2 May 2015


Here's an interesting correspondence that occurred recently between bandleader Mr. A, trumpet-player Mr. B and trumpet-player Mr. C.


Hello B and C,

How are you? I hope you are getting lots of gigs.

As you know, we have Mr. D .. in our band playing trumpet and he says he is going deaf (although I don't think he is as deaf as I am). Anyway, he says he can't hear himself when we play outside.

I have noticed that you sometimes play into a metal dish that presumably reflects the sound back to you. Am I right? If so what is it and where can he buy one and how much does it cost, please?

Best wishes,

Hi A, 

Hope all is well with you.

No one realises what we trumpet players go through. When you play, the sound from the trumpet goes away from you and as you are directly behind it you don’t really hear yourself until it strikes a surface and returns to your ear (trumpet is even worse than cornet because of its length). That is why Dizzy Gillespie bent the bell of his horn up into the air.

Sometimes when the drummer, amplified keyboard, amplified guitar, amplified bass and ringing banjo are blithely roaring away and on one side the trombone and on the other the reedman are blowing in towards you, it’s near impossible to hear yourself without blasting away at ffff.

Playing outside is even more difficult.

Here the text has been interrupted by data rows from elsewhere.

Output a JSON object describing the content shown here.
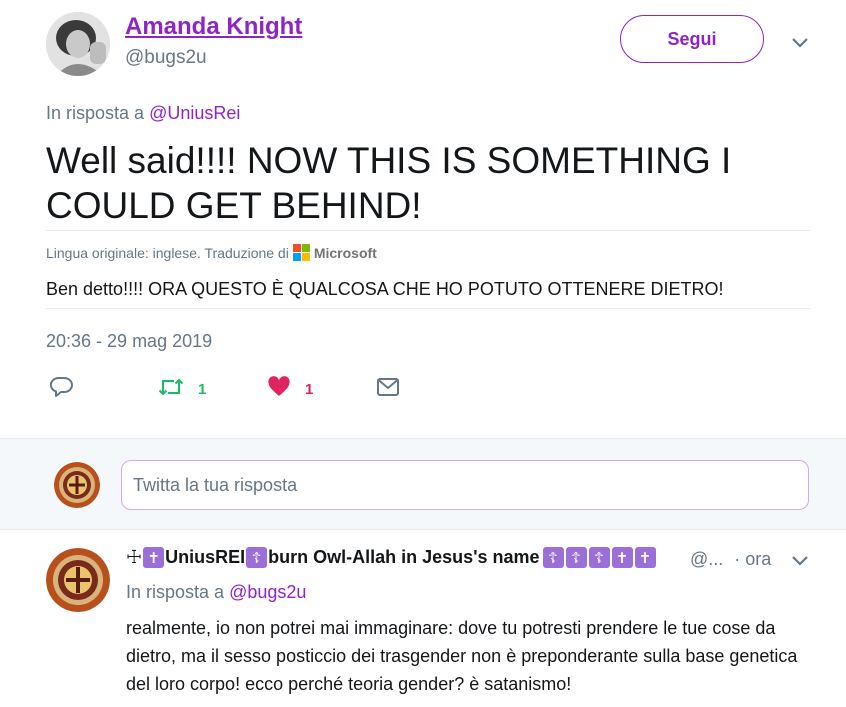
{
  "tweet": {
    "author_name": "Amanda Knight",
    "author_handle": "@bugs2u",
    "follow_label": "Segui",
    "reply_prefix": "In risposta a",
    "reply_to": "@UniusRei",
    "text": "Well said!!!! NOW THIS IS SOMETHING I COULD GET BEHIND!",
    "translation_note": "Lingua originale: inglese. Traduzione di",
    "translator": "Microsoft",
    "translated_text": "Ben detto!!!! ORA QUESTO È QUALCOSA CHE HO POTUTO OTTENERE DIETRO!",
    "timestamp": "20:36 - 29 mag 2019",
    "retweet_count": "1",
    "like_count": "1"
  },
  "compose": {
    "placeholder": "Twitta la tua risposta"
  },
  "reply": {
    "prefix_symbol": "☩",
    "author_name_part1": "UniusREI",
    "author_name_part2": "burn Owl-Allah in Jesus's name",
    "handle_truncated": "@...",
    "time": "· ora",
    "reply_prefix": "In risposta a",
    "reply_to": "@bugs2u",
    "text": "realmente, io non potrei mai immaginare: dove tu potresti prendere le tue cose da dietro, ma il sesso posticcio dei trasgender non è preponderante sulla base genetica del loro corpo! ecco perché teoria gender? è satanismo!"
  },
  "colors": {
    "accent": "#8e24c8",
    "retweet": "#17bf63",
    "like": "#e0245e",
    "secondary_text": "#657786"
  },
  "icons": [
    "reply-icon",
    "retweet-icon",
    "heart-icon",
    "message-icon",
    "chevron-down-icon",
    "microsoft-logo"
  ]
}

People then comment on how loud the trumpet is and think he doesn’t need a mike and wonder why can’t he play with more sensitivity and more pppp.

When you play with mikes, a monitor or fold-back system will cure this problem and the whole band can hear each other and play in a more balanced and sensitive way.

When playing without amplification, any device or method that reflects the sound back to you can perform a similar function.

Sometimes you’ll see a trumpet player suddenly hold his hand over the bell, not necessarily for a special sound effect but to simply hear himself.

Metal hats, plastic-covered music scores, wa-wa mutes, brick walls or just the hand are all methods to this end.

As you know, when playing a wind instrument you need to hear yourself clearly enough in order to strike the balance you want in volume and tone etc.

Well, that’s my rant over and I feel better for it - hope I didn’t bore you.

To answer your question re availability of such devices: I have tried for ages to find a metal derby hat but have been unsuccessful. If they are in production anywhere it’s a well-kept secret. I have a felt-lined derby which I bought on Ebay for £20 which isn’t too bad but my own device is simply an Ikea stainless steel salad bowl (£3.00) screwed to a microphone stand.

The best thing is a metal derby (Ken Colyer used one for years and other trumpet players likewise). This, when no microphones are available, pings the sound back to you and the band with a nice, clear ringing tone and saves a lot of wear and tear on the lips. 

Hope this answers your question and tell D.... best of luck. 

Hi Folks,

I'm pleased to join in this correspondence since B's comments so accurately reflect my own experiences.

I was playing cornet recently in a seven-piece band in a church hall. There was amplification of some of the instruments. I could not hear myself at all. I felt I was struggling even to play an audible melody for the clarinet and trombone to 'decorate'. But my wife (who for once had come to a gig) told me in the interval that I was playing FAR TOO LOUD and I really must try to curb my sound. That taught me something. I would never have believed it if she had not pointed it out.

On the other hand, if I'm playing in a not-too-noisy band (e.g. an unamplified quartet) with a good BRICK wall facing me (e.g. outdoors in a shopping centre) I can hear myself perfectly.

I believe the above confirms all that B said. And I hope it will be of some comfort to D.

Regarding the danger of deafness, I have on rare occasions tried using home-made cotton-wool earplugs in exceptionally noisy environments. They reduce the impact on the ear-drums but they have the disadvantage of leaving me unable to assess the tone and balance of the music I am involved in.

As for mutes, I have become addicted to them in recent months and have built up a collection. My favourite is the Humes and Berg 102 stonelined cup mute. But this is for special effects and not to enable me to hear myself better.

I also wanted a 'derby' mute and have just acquired one - the Humes and Berg 120 stonelined derby mute. I got it from Myatt's of Hitchin for £30.

It's good; but not quite what I wanted because it is indeed felt-lined, producing just a little too much 'fuzziness' and I shall have to practise hard with it if I am to play the highest and lowest notes in tune.

Seems I'm in the market for one of those salad bowls!

I hope this all helps.

Happy blowing to everyone,